Have a pocket dictionary and/or translator website easily available: Our world’s vocabulary is endless. There are many words you don’t even know in English, so how can you expect to immediately memorize them all in Spanish? Or German? Or Latin? Nothing will slow you down more than missing out on key vocabulary just because you don’t instantly have the resources to look it up. By carrying an easy translation material on you at all times, an unknown word is just a page turn or click away. It’s near impossible to think up every word you could ever want to know in one sitting, so instead of driving yourself crazy trying to make your own list and memorize it at one time, look up words as they come to you. You’re more likely to remember them when they are terms you genuinely want to use in the moment.

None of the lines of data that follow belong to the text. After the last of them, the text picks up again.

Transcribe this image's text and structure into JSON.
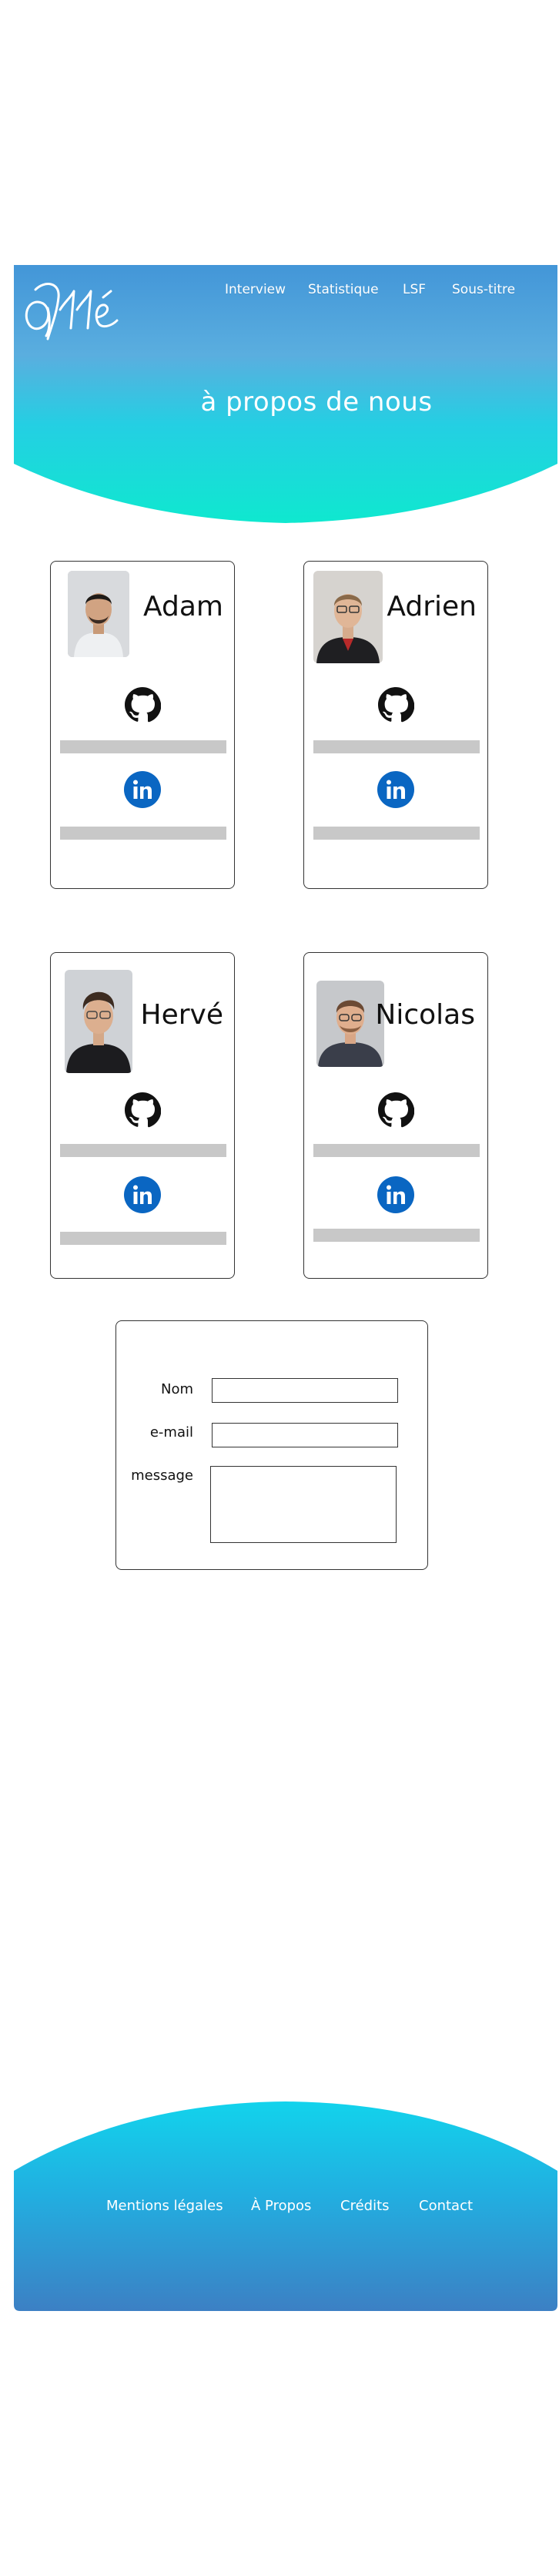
{
  "header": {
    "logo_text": "allé",
    "nav": [
      {
        "label": "Interview"
      },
      {
        "label": "Statistique"
      },
      {
        "label": "LSF"
      },
      {
        "label": "Sous-titre"
      }
    ],
    "title": "à propos de nous"
  },
  "members": [
    {
      "name": "Adam"
    },
    {
      "name": "Adrien"
    },
    {
      "name": "Hervé"
    },
    {
      "name": "Nicolas"
    }
  ],
  "contact": {
    "name_label": "Nom",
    "email_label": "e-mail",
    "message_label": "message",
    "name_value": "",
    "email_value": "",
    "message_value": ""
  },
  "footer": {
    "links": [
      {
        "label": "Mentions légales"
      },
      {
        "label": "À Propos"
      },
      {
        "label": "Crédits"
      },
      {
        "label": "Contact"
      }
    ]
  },
  "colors": {
    "gradient_top": "#3a8fd6",
    "gradient_mid": "#1fd1e6",
    "gradient_bottom": "#12e5cf",
    "footer_top": "#16c9ea",
    "footer_bottom": "#3b7fc4",
    "github": "#111111",
    "linkedin": "#0a66c2",
    "placeholder_bar": "#c8c8c8"
  },
  "icons": {
    "github": "github-icon",
    "linkedin": "linkedin-icon"
  }
}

Get familiar with the culture: Foreign language teachers make this a part of their program for a reason. Whether you’re consciously aware of it or not, understanding American culture significantly contributes to your understanding of the English language. Becoming familiar with the details of a specific culture helps you attain an honest awareness of the way its language is used and approached. This will ensure you really perceive the language in an authentic way rather than just attempting to memorize every aspect of it unnaturally. Plus, you’ll learn some pretty interesting things along the way that will give you a better appreciation for world culture differences.

Have as many conversations as possible: This will easily be covered in your class sessions – take advantage of it. Do not blow off these opportunities to practice your language in the most convenient way possible. Similar to thinking the language in your head, using it in conversation after conversation will make you much more relaxed with it. Practicing phrases to yourself is one thing, but having another person’s unexpected statements to respond to is another. When you are able to bounce off of your conversation partner’s use of the language, you will be better trained in saying a wider span of things. You can’t plan for the words you will need to say every day, so get as much practice in unscripted conversation as possible.

Speak your language whenever you can. Even if you are at home with your family or roommate who don’t speak it and you just want to test yourself, go right ahead. The point is to sincerely want fluency in a second language and you will be sure to achieve it with that kind of genuine desire. Get yourself both a good grade and a life-skill to benefit from. You may also want to check out this information on the rise of foreign language enrollment.